- Items listed in a dataset:
┄┄┄┄┄┄

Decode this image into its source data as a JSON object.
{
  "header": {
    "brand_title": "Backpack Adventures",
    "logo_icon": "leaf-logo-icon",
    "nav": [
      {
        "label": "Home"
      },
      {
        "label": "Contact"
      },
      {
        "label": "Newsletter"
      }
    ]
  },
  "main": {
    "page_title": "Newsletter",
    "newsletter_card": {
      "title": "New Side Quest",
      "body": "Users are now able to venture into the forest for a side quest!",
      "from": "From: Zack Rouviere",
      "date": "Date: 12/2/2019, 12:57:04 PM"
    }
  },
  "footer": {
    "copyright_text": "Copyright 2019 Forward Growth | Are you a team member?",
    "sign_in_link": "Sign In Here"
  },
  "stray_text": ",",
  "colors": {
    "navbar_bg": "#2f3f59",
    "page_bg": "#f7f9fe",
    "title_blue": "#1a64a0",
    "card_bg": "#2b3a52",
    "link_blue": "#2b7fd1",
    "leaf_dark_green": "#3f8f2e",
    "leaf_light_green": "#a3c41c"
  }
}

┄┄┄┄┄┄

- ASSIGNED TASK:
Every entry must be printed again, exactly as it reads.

- TASK ANSWER:
Decode this image into its source data as a JSON object.
{
  "header": {
    "brand_title": "Backpack Adventures",
    "logo_icon": "leaf-logo-icon",
    "nav": [
      {
        "label": "Home"
      },
      {
        "label": "Contact"
      },
      {
        "label": "Newsletter"
      }
    ]
  },
  "main": {
    "page_title": "Newsletter",
    "newsletter_card": {
      "title": "New Side Quest",
      "body": "Users are now able to venture into the forest for a side quest!",
      "from": "From: Zack Rouviere",
      "date": "Date: 12/2/2019, 12:57:04 PM"
    }
  },
  "footer": {
    "copyright_text": "Copyright 2019 Forward Growth | Are you a team member?",
    "sign_in_link": "Sign In Here"
  },
  "stray_text": ",",
  "colors": {
    "navbar_bg": "#2f3f59",
    "page_bg": "#f7f9fe",
    "title_blue": "#1a64a0",
    "card_bg": "#2b3a52",
    "link_blue": "#2b7fd1",
    "leaf_dark_green": "#3f8f2e",
    "leaf_light_green": "#a3c41c"
  }
}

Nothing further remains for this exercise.